Read more about women's roles in the church with my post: The Problem of Eve and Her Impact on Women's Roles in Ministry
What about using the title "sister" to refer to believers?
The Greek word for sister, adelphe, shows up 25 times in the New Testament. It is used in connection with the word brother in Matthew 12:50, 19:29; Mark 3:35, 10:29, 10:30; Luke 14:26; 1 Corinthians 7:15; and James 2:15.
Three times adelphe is used for a specific person in a similar context to "brother Timothy". We have "our sister Phoebe" in Romans 16:1, "Apphia our sister" in Philemon 2, and "The children of your chosen sister greet you," in 2 John 13—the only letter in the Bible written specifically to a woman. (5)
Replacing "brethren" with brothers and sisters
So can we confidently apply the title "brothers and sisters" to those places where someone is addressing the church? I think if you find it helpful, there is no real harm with doing so in context, as some Bible translations do already. I do think there is something to be said about coming to grips with the word "brethren" in its cultural setting, and to brush off any feelings of being left out as a woman believer.
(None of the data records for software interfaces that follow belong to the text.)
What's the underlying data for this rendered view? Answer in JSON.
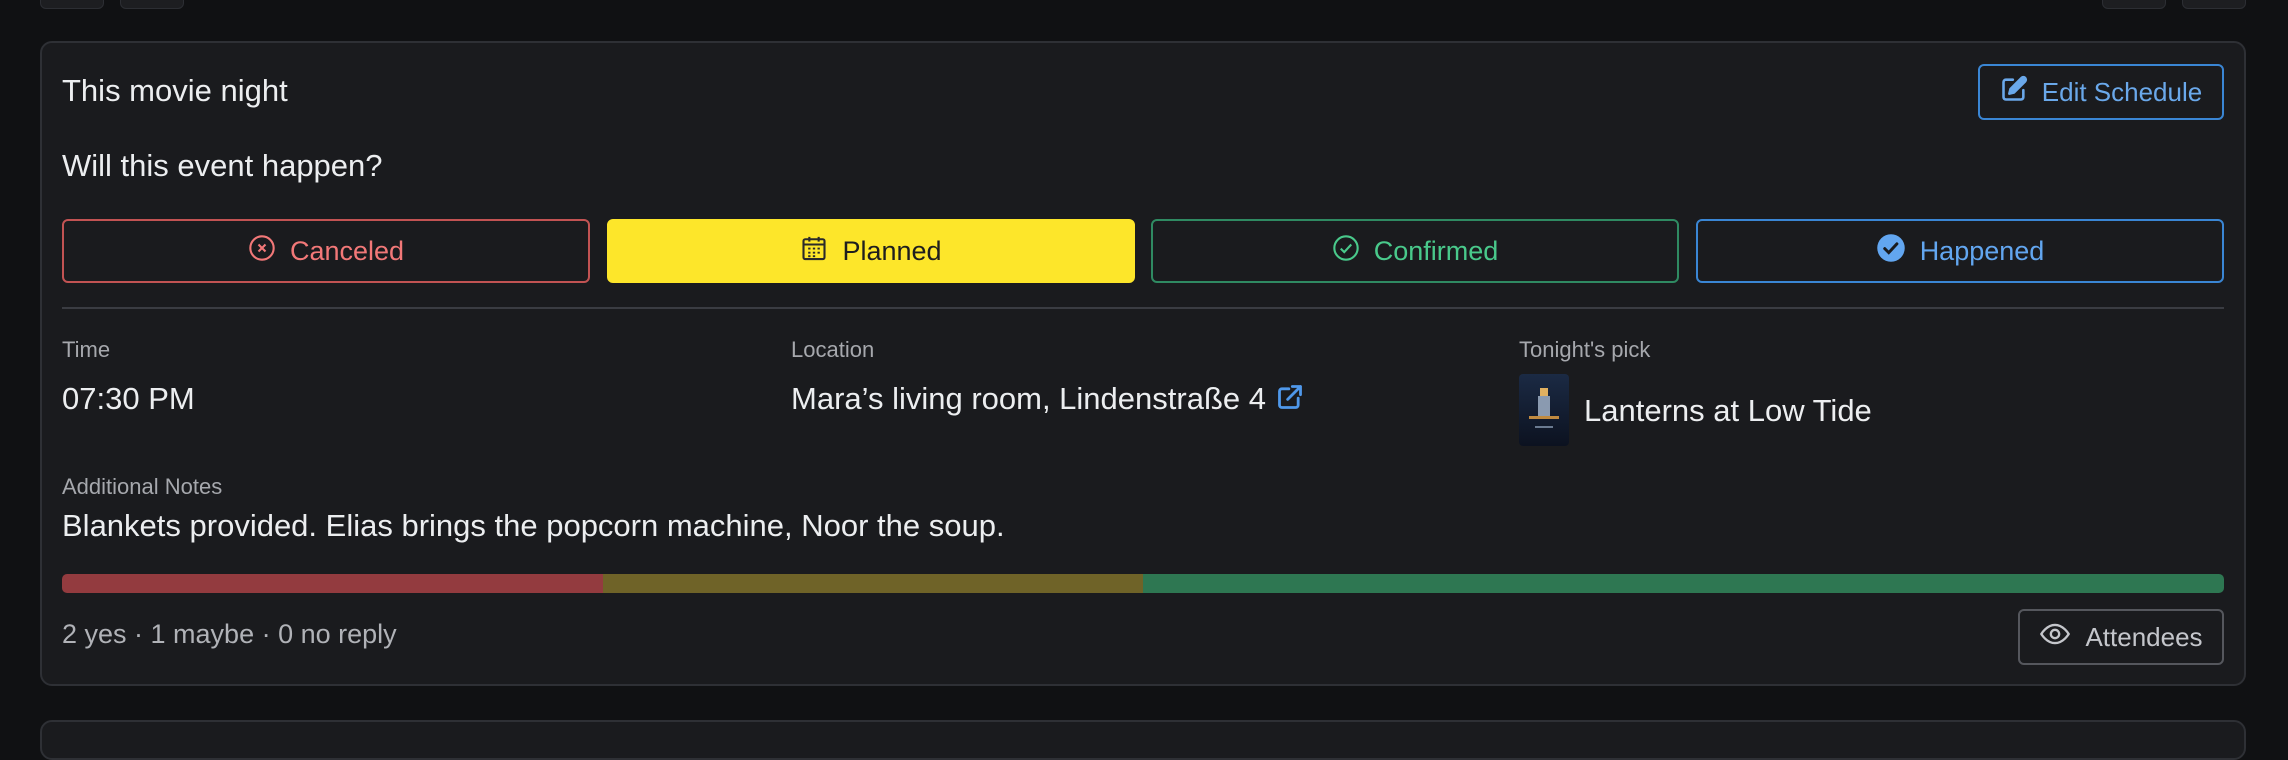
{
  "event": {
    "title": "This movie night",
    "edit_label": "Edit Schedule",
    "question": "Will this event happen?"
  },
  "status": {
    "selected": "Planned",
    "options": [
      "Canceled",
      "Planned",
      "Confirmed",
      "Happened"
    ]
  },
  "details": {
    "time_label": "Time",
    "time_value": "07:30 PM",
    "location_label": "Location",
    "location_value": "Mara’s living room, Lindenstraße 4",
    "pick_label": "Tonight's pick",
    "pick_value": "Lanterns at Low Tide",
    "notes_label": "Additional Notes",
    "notes_value": "Blankets provided. Elias brings the popcorn machine, Noor the soup."
  },
  "rsvp": {
    "bar_fractions": {
      "red": 0.25,
      "olive": 0.25,
      "green": 0.5
    },
    "summary": "2 yes · 1 maybe · 0 no reply",
    "attendees_label": "Attendees"
  },
  "colors": {
    "accent_blue": "#3a86d4",
    "planned_yellow": "#fde62a",
    "canceled_red": "#f27878",
    "confirmed_green": "#49c98b"
  },
  "icons": [
    "edit-icon",
    "x-circle-icon",
    "calendar-icon",
    "check-circle-icon",
    "check-filled-circle-icon",
    "external-link-icon",
    "eye-icon"
  ]
}
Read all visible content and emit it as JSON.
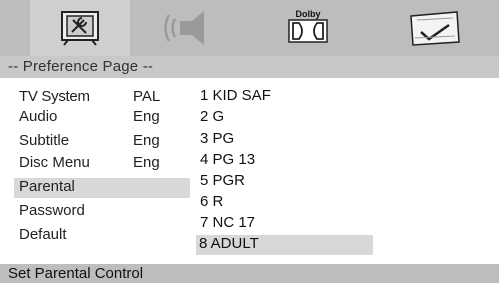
{
  "tabs": [
    {
      "icon": "settings-tools-icon"
    },
    {
      "icon": "speaker-icon"
    },
    {
      "icon": "dolby-icon",
      "label": "Dolby"
    },
    {
      "icon": "preference-check-icon"
    }
  ],
  "header": {
    "title": "-- Preference Page --"
  },
  "menu": [
    {
      "label": "TV System",
      "value": "PAL"
    },
    {
      "label": "Audio",
      "value": "Eng"
    },
    {
      "label": "Subtitle",
      "value": "Eng"
    },
    {
      "label": "Disc Menu",
      "value": "Eng"
    },
    {
      "label": "Parental",
      "value": ""
    },
    {
      "label": "Password",
      "value": ""
    },
    {
      "label": "Default",
      "value": ""
    }
  ],
  "options": [
    "1  KID SAF",
    "2  G",
    "3  PG",
    "4  PG  13",
    "5  PGR",
    "6  R",
    "7  NC 17",
    "8 ADULT"
  ],
  "footer": {
    "status": "Set Parental Control"
  },
  "colors": {
    "bar": "#bdbdbd",
    "highlight": "#d8d8d8"
  }
}
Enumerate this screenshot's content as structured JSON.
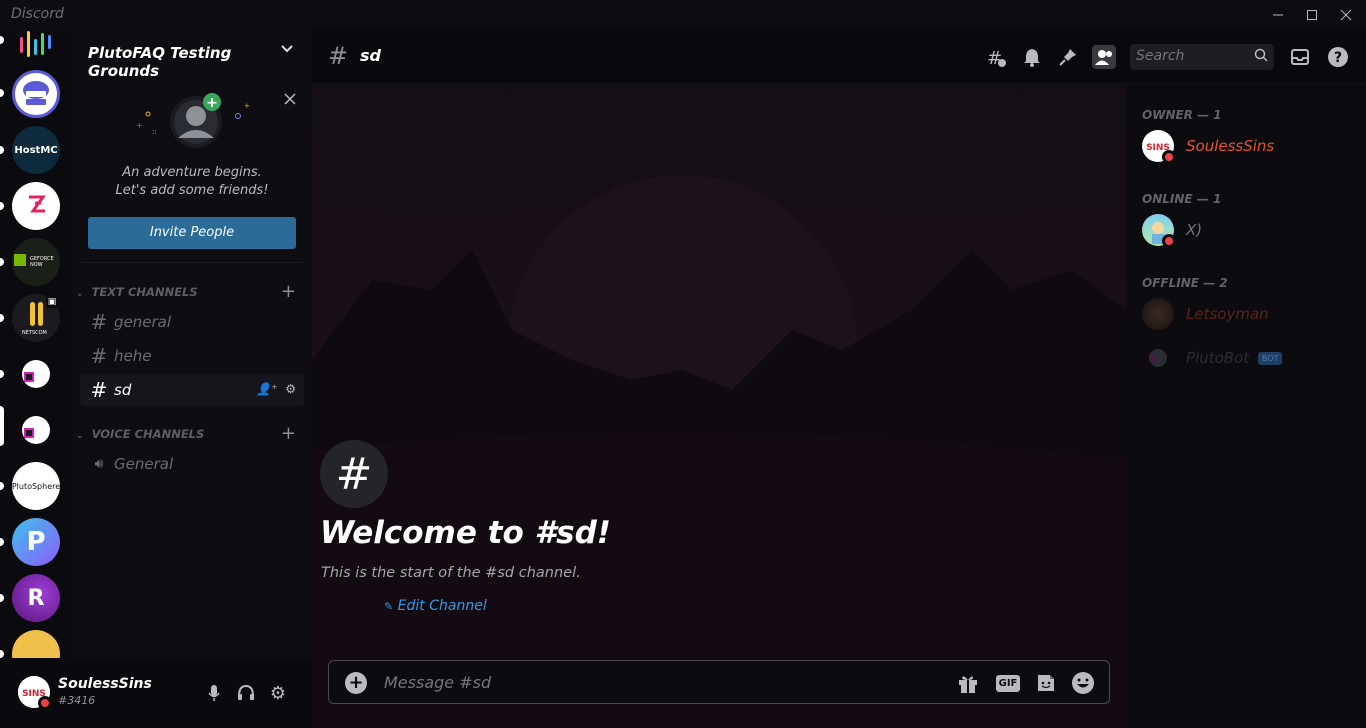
{
  "window": {
    "app_name": "Discord",
    "controls": [
      "minimize-icon",
      "maximize-icon",
      "close-icon"
    ]
  },
  "servers": [
    {
      "name": "sound-bars",
      "label": ""
    },
    {
      "name": "cloud-server",
      "label": ""
    },
    {
      "name": "hostmc",
      "label": "HostMC"
    },
    {
      "name": "red-logo",
      "label": ""
    },
    {
      "name": "geforce-now",
      "label": "GEFORCE NOW"
    },
    {
      "name": "netscom",
      "label": "NETSCOM"
    },
    {
      "name": "pluto-1",
      "label": ""
    },
    {
      "name": "pluto-2",
      "label": ""
    },
    {
      "name": "plutosphere",
      "label": "PlutoSphere"
    },
    {
      "name": "p-blue",
      "label": ""
    },
    {
      "name": "r-purple",
      "label": ""
    },
    {
      "name": "yellow",
      "label": ""
    }
  ],
  "guild": {
    "name": "PlutoFAQ Testing Grounds"
  },
  "invite": {
    "line1": "An adventure begins.",
    "line2": "Let's add some friends!",
    "button": "Invite People"
  },
  "categories": {
    "text": "TEXT CHANNELS",
    "voice": "VOICE CHANNELS"
  },
  "channels": [
    {
      "name": "general",
      "type": "text"
    },
    {
      "name": "hehe",
      "type": "text-locked"
    },
    {
      "name": "sd",
      "type": "text",
      "active": true
    }
  ],
  "voice_channels": [
    {
      "name": "General"
    }
  ],
  "user": {
    "name": "SoulessSins",
    "tag": "#3416"
  },
  "header": {
    "channel": "sd",
    "search_placeholder": "Search"
  },
  "welcome": {
    "title": "Welcome to #sd!",
    "subtitle": "This is the start of the #sd channel.",
    "edit": "Edit Channel"
  },
  "composer": {
    "placeholder": "Message #sd",
    "gif": "GIF"
  },
  "members": {
    "owner_heading": "OWNER — 1",
    "online_heading": "ONLINE — 1",
    "offline_heading": "OFFLINE — 2",
    "owner": [
      {
        "name": "SoulessSins",
        "color": "#e8542c"
      }
    ],
    "online": [
      {
        "name": "X)",
        "color": "#72767d"
      }
    ],
    "offline": [
      {
        "name": "Letsoyman",
        "color": "#5a2418"
      },
      {
        "name": "PlutoBot",
        "color": "#2a2b33",
        "badge": "BOT"
      }
    ]
  },
  "colors": {
    "accent": "#2b6b98",
    "link": "#2f9be6",
    "dnd": "#ed4245"
  }
}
At least, that was freeing for me.
If you want my complete list of the Greek word for brother/brethren in the New Testament, click to immediately download this PDF:
I hope you find it useful for your own studies!
I have highlighted text within the PDF that helped me organize my search results. You will see color-coded verses for:
Where the NIV translation shows the word "brother" as gender-inclusive
Where the NIV translates NASB's "brethren" as "brother" (I don't fully understand why the NIV is gender-inclusive is some passages, but not others)
A few places where I thought adding "and sisters" didn't make sense culturally (men cannot draw a woman aside privately unless they're family or married, nor can a woman be taken to court in the first-century)
The places where it specifically says "brother and sister" in the Greek
The places where the term "brothers" is used to address a non-Christian group of Jews
Plus, the places where we see the word "sister" in the New Testament.
(If you find errors or wish to comment on the PDF or this article, please feel free to leave a comment or contact me!)
The popular use of the word brethren for a group of believers might say something about the male-orientated culture of the first century, but as I understand it, using the word brethren doesn't negatively portray the role of women in the early church—or the place of women as adopted children and heirs in the family of Christ Jesus.
What do you think?
1. Sirach 25:21
2. Sirach 25:12-25; 42:9-14
3. Branick, Vincent P. The House Church in the Writings of Paul. Wilmington, Del.: Michael Glazier, 1989 4. - Ian Howard Marshall, “brothers embracing sisters” 'Technical Papers for the Bible Translator 55/3, July 2004, pages 308 and 306.
5. For more on this chosen lady, who she may have been, and if "chosen lady" is simply a name for a church, see this article "Who was the Chosen Lady in 2 John?" by Marg Mowczko.